Task statement |
On the basis of the records below, report how many lines contain the word "page". Nothing else should be given.

<<<<

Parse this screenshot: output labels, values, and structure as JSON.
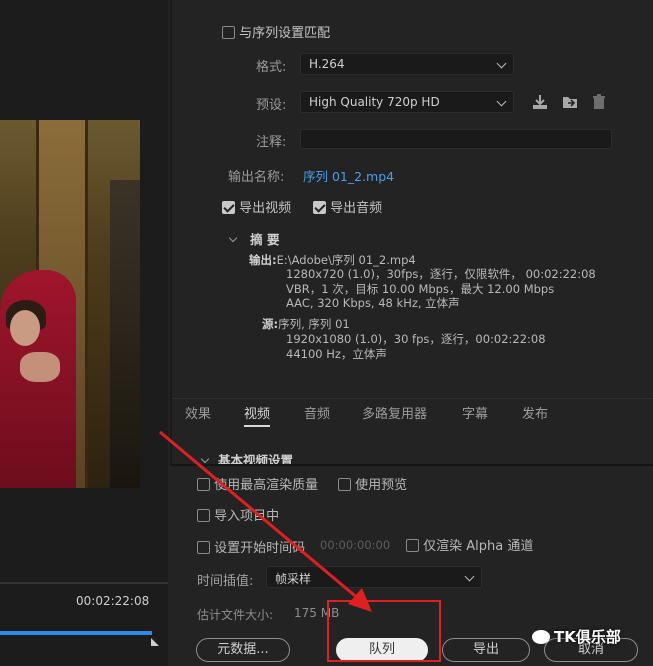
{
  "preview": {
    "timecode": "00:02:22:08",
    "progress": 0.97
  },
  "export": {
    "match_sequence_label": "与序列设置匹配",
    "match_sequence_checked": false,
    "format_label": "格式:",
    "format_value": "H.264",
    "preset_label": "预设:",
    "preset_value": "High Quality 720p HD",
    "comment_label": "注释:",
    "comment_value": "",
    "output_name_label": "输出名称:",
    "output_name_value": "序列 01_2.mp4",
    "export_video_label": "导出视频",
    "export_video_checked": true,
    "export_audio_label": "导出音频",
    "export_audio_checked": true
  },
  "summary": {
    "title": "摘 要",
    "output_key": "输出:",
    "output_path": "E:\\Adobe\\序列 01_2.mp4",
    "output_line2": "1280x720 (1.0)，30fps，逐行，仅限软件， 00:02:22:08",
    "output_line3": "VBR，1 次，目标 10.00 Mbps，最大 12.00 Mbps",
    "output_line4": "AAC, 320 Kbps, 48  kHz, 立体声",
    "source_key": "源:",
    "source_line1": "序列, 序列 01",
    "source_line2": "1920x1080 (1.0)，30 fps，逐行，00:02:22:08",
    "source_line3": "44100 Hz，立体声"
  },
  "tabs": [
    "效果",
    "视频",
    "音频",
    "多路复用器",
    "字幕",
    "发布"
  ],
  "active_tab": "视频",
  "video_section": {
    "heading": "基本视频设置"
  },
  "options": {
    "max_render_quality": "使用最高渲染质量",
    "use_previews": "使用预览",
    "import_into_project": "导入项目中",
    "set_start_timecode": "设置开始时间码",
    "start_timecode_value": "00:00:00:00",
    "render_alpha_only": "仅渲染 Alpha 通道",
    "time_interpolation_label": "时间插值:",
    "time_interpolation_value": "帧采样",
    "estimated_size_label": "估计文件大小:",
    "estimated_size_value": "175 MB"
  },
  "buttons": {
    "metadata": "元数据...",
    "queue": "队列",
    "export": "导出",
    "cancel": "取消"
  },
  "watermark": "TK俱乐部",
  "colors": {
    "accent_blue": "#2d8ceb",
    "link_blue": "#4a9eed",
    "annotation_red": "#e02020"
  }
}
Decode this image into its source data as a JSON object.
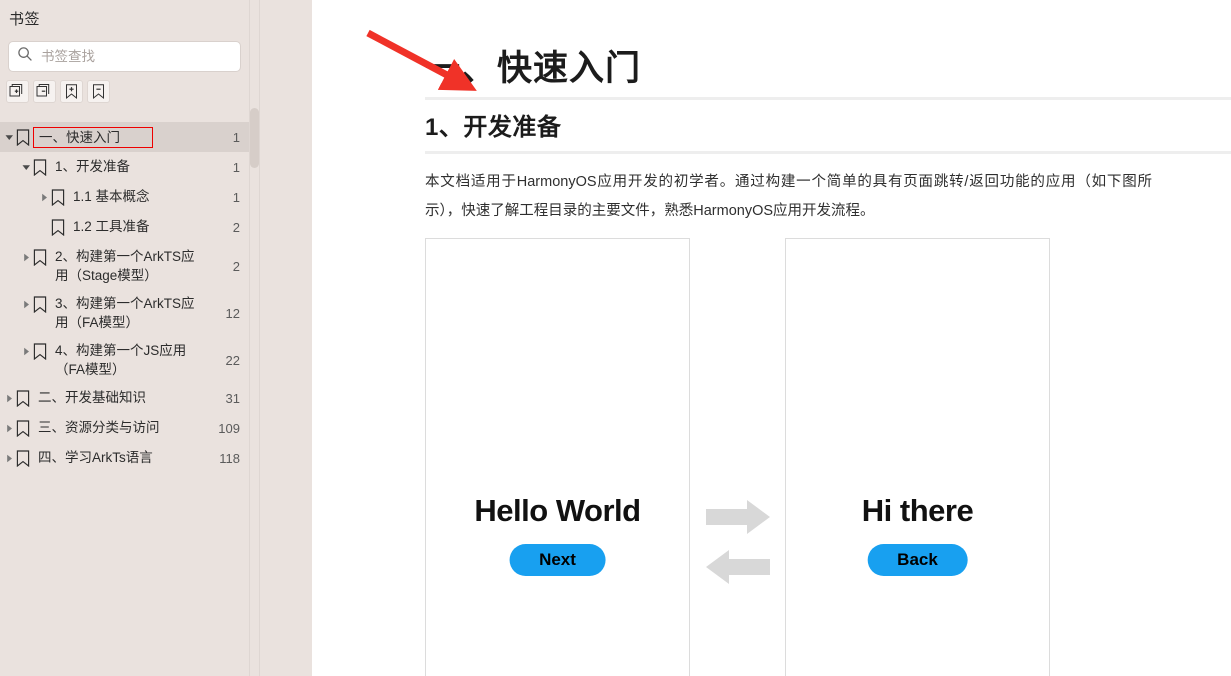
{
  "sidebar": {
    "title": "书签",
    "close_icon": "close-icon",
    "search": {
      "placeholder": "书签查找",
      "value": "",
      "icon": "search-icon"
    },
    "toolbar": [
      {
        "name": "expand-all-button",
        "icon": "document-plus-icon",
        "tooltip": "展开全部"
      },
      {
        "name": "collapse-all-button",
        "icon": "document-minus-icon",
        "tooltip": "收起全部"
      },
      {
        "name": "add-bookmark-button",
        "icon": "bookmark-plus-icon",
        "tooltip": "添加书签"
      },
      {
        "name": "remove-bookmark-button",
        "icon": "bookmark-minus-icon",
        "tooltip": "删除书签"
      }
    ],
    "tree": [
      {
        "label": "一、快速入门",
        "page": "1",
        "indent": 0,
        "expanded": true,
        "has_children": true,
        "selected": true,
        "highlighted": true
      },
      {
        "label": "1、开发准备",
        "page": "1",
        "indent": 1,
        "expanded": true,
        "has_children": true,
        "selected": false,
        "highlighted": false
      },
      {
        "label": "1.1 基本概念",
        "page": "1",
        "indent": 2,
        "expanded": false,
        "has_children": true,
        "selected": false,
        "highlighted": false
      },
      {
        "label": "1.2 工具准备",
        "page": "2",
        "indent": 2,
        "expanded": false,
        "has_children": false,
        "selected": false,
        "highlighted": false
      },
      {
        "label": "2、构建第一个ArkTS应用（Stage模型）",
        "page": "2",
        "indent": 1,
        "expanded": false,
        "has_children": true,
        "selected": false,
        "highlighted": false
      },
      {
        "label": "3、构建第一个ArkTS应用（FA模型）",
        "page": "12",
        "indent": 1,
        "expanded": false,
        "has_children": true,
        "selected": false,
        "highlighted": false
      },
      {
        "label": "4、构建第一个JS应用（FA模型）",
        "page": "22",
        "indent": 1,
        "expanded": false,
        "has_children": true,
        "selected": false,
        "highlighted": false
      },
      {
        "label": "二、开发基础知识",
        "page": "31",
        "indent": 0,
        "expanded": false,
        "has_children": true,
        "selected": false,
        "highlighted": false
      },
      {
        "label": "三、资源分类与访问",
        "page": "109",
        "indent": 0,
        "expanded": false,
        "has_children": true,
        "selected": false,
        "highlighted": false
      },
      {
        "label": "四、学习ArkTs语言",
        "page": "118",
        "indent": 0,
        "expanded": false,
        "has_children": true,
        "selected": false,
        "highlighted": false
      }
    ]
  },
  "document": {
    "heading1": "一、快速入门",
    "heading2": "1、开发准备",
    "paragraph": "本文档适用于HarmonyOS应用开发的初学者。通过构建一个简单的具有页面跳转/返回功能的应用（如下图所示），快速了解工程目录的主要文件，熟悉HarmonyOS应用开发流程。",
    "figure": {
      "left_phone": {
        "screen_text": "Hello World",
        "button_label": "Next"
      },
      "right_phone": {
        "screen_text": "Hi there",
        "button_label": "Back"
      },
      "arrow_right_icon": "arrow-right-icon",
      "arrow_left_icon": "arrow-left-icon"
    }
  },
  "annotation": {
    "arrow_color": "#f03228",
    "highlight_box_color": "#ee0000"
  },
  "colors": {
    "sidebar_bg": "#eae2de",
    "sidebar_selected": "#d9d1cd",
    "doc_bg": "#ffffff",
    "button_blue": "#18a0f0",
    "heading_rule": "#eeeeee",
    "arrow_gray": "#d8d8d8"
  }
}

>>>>

Solution to the exercise |
10